The repercussions of a DUI often set in slowly for a defendant. At first, you may be focused on just keeping your license, avoiding jail time, and paying court fees, but there are further consequences you may have to deal with. While you may try to keep your arrest a secret for fear of hurting your reputation, your employer may eventually learn about your DUI. Even worse, if you are convicted, it could impact your career and ability to find future employment down the line.
Are DUIs Public Records?
When someone is convicted of a DUI, that charge is recorded on their criminal history, otherwise known as their criminal record or “rap sheet.” In general, court procedures are public record, meaning any citizen can access them. This transparency ensures that private citizens and third-party organizations can hold the courts accountable when there is a miscarriage of justice. But, there are limits on what is considered public information and what is confidential. Some information, such as a defendant’s address and personal information, is only available to law enforcement personnel or court officials, while other specific court documents are available to the public.
With a DUI, the matter is a little complicated. While an everyday person would have to go to a courthouse or a state record department to access public court records, a private corporation can run a background check to access someone’s more private information. This can only be done with the consent of the person involved in the search, such as a job applicant or an employee. Through a background check, your employer can see that you were convicted of a DUI, but this may depend on the specific check. In most cases, employers are only looking to see if you have been charged with a felony. Given that most DUIs are misdemeanors, your charges may not appear on a background check unless you drive commercially.
Will I Have to Tell My Boss?
That being said, it may be difficult to hide a DUI charge depending on your particular profession. Given that most people who are charged with DUIs are forced to give up their license, if your job requires you to drive commercially or you have a company car, then you are required to inform your employer of the arrest as outlined by your employee contract. In addition, if your employee contract states that you have to inform your employer of an arrest, then you are legally obligated to notify them, no matter the charges. You may also need to take time off work for court appearances, meaning you may need to inform your boss no matter what your profession is.
What happens at that point is up to your employer. If you drive commercially, they may have to lay you off. In other cases, they may place you on employee probation, especially if they are worried that your pending case will affect your work behavior. In addition, if your DUI damages the company’s reputation, they may choose to let you go rather than wait for the outcome of your case. This does not just stop at DUIs, however. A drunk in public charge can also impact your employment if it rubs off on your boss’s reputation or business interests.
How a Skilled Attorney Can Help

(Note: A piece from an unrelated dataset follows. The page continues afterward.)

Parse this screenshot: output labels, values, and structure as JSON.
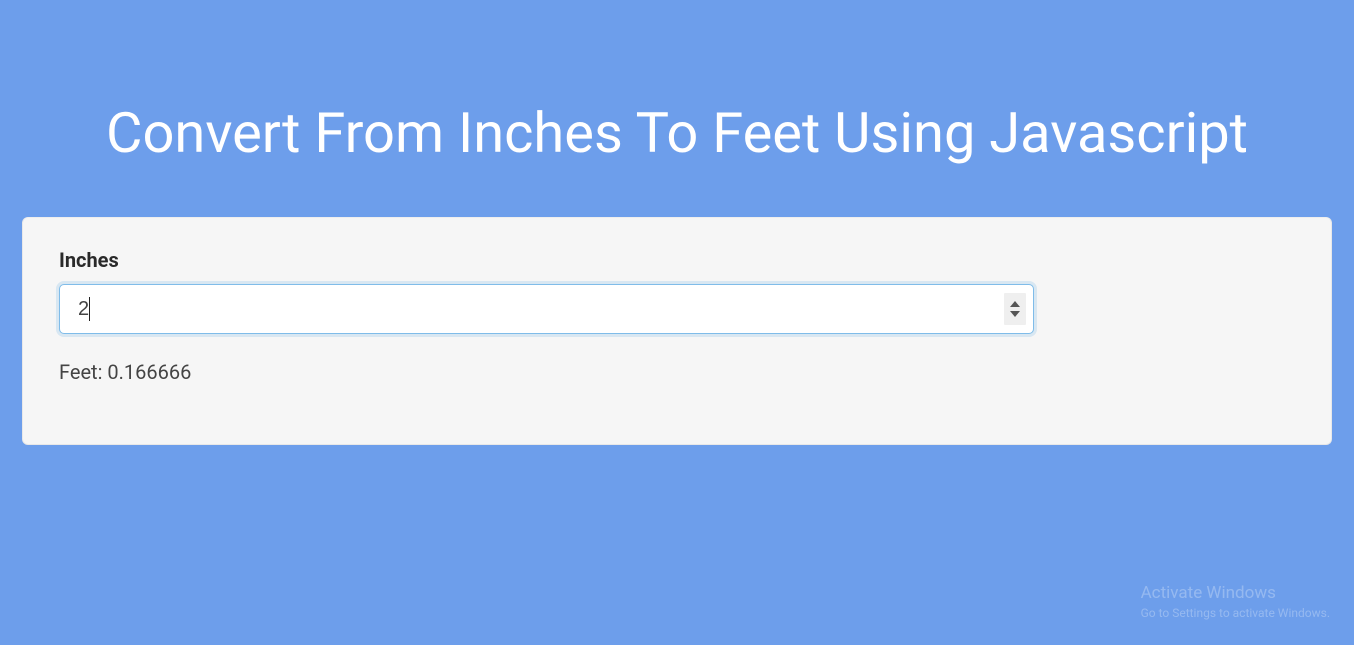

At the end of the day, a DUI can lead to more consequences than losing a license or jail time. As a criminal offense, it can follow you for years to come unless you have your DUI conviction expunged or beat your charges in a criminal court. To do that, you will need to work with a skilled Orange County criminal defense attorney. At Law Office of Michael L. Guisti, our legal team has years of experience representing clients throughout Orange County and achieving positive case results. Not only can we defend you in a criminal trial, but we can also advocate for you to keep your license in a DMV hearing. To get started on your case, call our office at (714) 530-9690 or toll-free at (888) 478-8999.